Rule No.6:

6. For legal purposes, the classification of goods in the subheadings of a heading shall be determined according to the terms of those subheadings and any related Subheading Notes and, mutatis mutandis, to the above Rules, on the understanding that only subheadings at the same level are comparable. For the purpose of this Rule the relative Section and Chapter Notes also apply, unless the context otherwise requires.

The Three Canadian Rules:

1. For legal purposes, the classification of goods in the tariff items of a subheading or of a heading shall be determined according to the terms of those tariff items and any related Supplementary Notes and, mutatis mutandis, to the General Rules for the Interpretation of the Harmonized System, on the understanding that only tariff items at the same level are comparable. For the purpose of this Rule the relative Section, Chapter and Subheading Notes also apply, unless the context otherwise requires.

2. Where both a Canadian term and an international term are presented in this Nomenclature, the commonly accepted meaning and scope of the international term shall take precedence.

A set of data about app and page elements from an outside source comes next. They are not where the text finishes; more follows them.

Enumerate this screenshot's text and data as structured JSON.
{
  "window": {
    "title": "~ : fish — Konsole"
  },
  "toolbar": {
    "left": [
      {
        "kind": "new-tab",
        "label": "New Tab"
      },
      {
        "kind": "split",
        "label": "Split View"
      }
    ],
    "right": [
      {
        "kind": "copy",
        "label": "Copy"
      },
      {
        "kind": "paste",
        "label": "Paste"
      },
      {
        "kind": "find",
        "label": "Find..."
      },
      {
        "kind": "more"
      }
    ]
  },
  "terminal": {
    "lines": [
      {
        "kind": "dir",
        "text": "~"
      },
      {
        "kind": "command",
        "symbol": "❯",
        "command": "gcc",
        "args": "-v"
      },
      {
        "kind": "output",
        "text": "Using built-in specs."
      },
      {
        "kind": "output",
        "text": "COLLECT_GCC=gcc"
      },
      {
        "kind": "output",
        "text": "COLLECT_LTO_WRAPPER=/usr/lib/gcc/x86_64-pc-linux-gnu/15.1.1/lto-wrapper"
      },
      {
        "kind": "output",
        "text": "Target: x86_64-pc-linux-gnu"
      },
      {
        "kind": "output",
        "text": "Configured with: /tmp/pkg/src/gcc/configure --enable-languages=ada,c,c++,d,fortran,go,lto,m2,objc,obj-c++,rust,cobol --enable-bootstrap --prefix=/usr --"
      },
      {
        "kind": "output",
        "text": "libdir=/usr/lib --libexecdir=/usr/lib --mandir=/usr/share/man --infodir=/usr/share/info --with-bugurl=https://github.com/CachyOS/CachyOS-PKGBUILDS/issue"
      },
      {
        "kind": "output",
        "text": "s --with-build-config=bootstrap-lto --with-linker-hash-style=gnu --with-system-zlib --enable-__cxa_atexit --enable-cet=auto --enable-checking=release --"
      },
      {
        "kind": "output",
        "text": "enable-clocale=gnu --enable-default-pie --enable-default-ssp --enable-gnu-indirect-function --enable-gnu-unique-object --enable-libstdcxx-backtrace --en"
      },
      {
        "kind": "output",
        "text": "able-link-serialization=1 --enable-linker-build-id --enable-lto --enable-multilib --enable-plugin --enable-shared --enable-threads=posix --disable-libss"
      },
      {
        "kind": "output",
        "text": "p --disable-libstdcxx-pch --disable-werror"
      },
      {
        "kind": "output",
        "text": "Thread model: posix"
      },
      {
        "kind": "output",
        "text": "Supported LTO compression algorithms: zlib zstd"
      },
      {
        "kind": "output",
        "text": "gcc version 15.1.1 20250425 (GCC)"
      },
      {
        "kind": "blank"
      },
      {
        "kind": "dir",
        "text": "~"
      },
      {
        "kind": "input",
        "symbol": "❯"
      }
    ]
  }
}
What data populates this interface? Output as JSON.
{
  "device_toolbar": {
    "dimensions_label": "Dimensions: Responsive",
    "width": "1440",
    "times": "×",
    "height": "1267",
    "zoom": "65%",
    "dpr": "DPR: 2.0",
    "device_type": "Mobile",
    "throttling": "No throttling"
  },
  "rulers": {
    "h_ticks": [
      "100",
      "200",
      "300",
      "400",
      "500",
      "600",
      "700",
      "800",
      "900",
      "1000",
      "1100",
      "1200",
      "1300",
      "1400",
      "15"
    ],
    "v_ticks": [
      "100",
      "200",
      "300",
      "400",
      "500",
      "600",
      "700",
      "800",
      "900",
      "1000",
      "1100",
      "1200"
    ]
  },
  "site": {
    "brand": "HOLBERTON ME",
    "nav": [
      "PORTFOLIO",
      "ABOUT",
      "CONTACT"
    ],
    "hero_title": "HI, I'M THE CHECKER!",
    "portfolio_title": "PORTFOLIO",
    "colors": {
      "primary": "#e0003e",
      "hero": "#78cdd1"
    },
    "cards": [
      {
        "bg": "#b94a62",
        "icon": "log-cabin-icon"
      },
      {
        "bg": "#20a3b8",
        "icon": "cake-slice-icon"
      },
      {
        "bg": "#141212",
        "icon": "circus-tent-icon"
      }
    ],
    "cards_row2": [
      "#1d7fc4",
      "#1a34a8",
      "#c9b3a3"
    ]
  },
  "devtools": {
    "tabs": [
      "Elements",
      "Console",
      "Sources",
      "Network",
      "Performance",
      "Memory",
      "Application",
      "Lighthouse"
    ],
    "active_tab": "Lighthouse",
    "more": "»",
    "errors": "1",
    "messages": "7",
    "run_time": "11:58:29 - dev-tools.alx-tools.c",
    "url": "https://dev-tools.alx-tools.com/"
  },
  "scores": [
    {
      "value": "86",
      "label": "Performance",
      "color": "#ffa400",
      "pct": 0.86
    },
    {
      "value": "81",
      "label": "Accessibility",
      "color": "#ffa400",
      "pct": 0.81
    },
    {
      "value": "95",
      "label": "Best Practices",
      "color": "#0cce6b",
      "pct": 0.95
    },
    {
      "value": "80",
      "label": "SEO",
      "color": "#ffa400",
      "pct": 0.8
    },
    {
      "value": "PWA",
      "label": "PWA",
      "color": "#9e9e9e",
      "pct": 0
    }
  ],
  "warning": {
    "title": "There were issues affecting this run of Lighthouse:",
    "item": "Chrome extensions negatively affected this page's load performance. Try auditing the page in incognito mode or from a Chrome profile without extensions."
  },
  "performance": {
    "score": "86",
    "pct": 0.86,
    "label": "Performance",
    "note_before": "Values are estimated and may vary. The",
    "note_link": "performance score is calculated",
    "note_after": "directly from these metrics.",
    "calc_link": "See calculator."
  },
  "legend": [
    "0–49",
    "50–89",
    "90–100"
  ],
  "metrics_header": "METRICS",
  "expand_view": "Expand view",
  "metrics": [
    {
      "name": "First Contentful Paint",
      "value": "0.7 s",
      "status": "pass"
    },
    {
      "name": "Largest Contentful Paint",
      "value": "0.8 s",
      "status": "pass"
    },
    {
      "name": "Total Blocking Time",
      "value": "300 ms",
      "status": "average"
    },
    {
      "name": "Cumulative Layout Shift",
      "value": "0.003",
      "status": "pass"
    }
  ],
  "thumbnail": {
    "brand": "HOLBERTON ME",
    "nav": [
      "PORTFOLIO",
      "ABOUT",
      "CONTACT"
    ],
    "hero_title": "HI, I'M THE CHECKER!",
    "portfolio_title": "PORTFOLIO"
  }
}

3. For the purpose of Rule 5 (b) of the General Rules for the Interpretation of the Harmonized System, packing materials or packing containers clearly suitable for repetitive use shall be classified under their respective headings.

 

Correctly understanding and interpreting the General Interpretive Rules (GIR), and using them to apply the most accurate HS code, is the basis of tariff classification. A customs broker has years of practice using the GIR to apply true and accurate HS codes chosen from the 99 Chapters of the Customs Tariff book.

 

The Explanatory Notes

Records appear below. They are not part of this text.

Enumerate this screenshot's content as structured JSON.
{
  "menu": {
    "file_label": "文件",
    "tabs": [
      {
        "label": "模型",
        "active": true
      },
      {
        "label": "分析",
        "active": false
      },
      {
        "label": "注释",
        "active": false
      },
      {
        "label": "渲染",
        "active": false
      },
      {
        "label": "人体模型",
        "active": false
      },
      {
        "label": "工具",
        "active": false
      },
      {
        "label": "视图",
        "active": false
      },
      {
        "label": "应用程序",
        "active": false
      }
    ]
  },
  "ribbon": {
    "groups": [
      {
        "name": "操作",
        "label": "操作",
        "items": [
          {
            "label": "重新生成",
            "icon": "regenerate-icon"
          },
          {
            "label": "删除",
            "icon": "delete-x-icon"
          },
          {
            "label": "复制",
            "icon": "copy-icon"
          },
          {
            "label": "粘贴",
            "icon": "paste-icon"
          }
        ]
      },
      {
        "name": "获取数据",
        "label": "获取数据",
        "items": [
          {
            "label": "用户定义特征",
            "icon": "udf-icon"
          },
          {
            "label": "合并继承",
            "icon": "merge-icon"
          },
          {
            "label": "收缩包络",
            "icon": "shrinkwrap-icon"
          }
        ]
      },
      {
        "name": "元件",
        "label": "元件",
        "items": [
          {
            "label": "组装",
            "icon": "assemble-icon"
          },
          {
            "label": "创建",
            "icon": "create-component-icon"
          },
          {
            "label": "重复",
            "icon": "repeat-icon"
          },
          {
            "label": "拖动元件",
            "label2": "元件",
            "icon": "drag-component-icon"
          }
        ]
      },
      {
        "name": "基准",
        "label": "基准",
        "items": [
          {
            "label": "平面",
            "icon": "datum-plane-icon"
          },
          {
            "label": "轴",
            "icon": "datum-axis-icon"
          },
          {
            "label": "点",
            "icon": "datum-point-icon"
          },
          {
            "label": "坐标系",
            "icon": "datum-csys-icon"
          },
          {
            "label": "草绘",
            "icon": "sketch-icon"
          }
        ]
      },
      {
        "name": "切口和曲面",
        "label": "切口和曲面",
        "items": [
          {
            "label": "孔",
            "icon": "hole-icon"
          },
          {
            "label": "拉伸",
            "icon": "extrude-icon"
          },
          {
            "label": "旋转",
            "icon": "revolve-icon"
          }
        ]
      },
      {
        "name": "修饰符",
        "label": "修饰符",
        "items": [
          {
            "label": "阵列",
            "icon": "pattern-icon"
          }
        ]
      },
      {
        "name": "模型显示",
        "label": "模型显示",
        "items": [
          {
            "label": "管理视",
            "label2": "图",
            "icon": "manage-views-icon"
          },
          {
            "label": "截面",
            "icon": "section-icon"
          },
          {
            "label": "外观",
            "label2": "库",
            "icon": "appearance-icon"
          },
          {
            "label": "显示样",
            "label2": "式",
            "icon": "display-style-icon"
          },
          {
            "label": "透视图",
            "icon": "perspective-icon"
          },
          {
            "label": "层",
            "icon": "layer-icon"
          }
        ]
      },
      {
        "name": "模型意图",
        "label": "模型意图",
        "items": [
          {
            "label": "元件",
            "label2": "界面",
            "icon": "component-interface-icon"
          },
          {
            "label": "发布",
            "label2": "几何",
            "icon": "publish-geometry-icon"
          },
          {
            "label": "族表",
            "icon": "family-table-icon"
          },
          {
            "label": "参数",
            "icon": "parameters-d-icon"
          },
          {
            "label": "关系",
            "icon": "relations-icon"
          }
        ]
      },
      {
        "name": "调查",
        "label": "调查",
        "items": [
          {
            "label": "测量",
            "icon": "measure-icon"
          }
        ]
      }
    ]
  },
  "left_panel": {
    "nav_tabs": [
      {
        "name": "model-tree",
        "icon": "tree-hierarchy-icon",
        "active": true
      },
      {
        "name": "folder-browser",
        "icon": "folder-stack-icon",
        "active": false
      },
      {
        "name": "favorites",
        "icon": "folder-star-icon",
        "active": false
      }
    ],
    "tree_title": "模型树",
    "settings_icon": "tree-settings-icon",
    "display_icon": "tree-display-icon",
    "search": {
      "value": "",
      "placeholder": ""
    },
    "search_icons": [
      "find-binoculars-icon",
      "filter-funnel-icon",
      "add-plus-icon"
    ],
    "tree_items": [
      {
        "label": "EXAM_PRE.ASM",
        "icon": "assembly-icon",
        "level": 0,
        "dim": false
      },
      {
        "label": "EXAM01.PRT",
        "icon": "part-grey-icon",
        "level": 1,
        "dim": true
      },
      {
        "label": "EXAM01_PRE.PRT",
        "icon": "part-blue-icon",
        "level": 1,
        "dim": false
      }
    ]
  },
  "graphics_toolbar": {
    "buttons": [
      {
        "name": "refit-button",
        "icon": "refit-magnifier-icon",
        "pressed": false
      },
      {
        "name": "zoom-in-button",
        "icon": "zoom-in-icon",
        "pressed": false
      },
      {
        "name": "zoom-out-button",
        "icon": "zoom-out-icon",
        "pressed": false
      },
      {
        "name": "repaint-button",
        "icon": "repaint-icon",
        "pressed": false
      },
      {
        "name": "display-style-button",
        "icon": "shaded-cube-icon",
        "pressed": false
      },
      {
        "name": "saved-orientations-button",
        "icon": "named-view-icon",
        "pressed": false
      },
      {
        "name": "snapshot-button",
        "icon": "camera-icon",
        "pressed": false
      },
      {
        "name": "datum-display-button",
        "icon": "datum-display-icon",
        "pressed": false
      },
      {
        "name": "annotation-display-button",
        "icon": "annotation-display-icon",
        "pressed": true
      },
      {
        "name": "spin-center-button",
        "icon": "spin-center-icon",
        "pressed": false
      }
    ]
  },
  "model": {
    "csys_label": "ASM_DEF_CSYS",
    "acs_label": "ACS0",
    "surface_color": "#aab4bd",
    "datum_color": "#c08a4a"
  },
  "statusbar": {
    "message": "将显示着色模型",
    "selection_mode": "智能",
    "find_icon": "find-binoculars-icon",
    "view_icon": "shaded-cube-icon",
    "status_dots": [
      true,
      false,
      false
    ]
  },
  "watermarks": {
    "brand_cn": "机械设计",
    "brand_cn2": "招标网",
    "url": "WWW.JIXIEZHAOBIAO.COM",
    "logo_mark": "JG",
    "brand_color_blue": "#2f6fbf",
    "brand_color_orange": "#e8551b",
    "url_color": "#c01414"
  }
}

In addition to the GIRs contained in the Customs Tariff, a second publication, the Explanatory Notes, is used to assist in correctly classifying commodities. The Explanatory Notes is a list of definitions, explanations and rules that apply to and clarify headings and subheadings in the Customs Tariff.

As well as identifying the commodity and duty rate to CBSA, the HS code also indicates if the product requires additional clearances from other government agencies such as the Canadian Food Inspection Agency (CFIA) or Natural Resource Canada (NRCan).

 

Advanced Ruling

In the event that there is no obvious classification that fits the item being imported, an Advanced Ruling should be requested. An advanced ruling ensures that the item will be classified to CBSA’s satisfaction and there will be no penalty for misclassified items. This is recommended for any item that is not clearly stated in the Customs Tariff or appears to have more than one equally applicable tariff.

Should you get an advanced tariff classification ruling from CBSA?

Not all goods require an advanced ruling from customs in order to be properly classified, however the process remains complex and all imported items must be classified in the Harmonized Tariff System (HTS) using the General Rules of Interpretation and other aids. Getting an advance ruling ensures that the tariff classification number used is deemed correct by the CBSA. The advance ruling provides certainty to the importer, or his or her representative, as to how goods are to be classified and thereby facilitates the documentation and other governmental department requirements for clearing goods at the border.

 

Proper classification is the starting point of compliance. A thorough knowledge of the Harmonized System is essential for anyone involved in global trade. If you would like to further your understanding of tariff classification and find the correct commodity codes for your goods, attend our upcoming H.S. Tariff Classification Workshop. In this hands-on session you will learn how to classifying goods and parts , understand the complexities of the various rules of interpretations of the H.S. Tariff System, gain a better understanding of how duties are determined and learn about preferential tariff treatments. Register today!

 

Have questions or comments on H.S. tariff classification? Post your thoughts in the comments section below or email us at Ask Your Broker.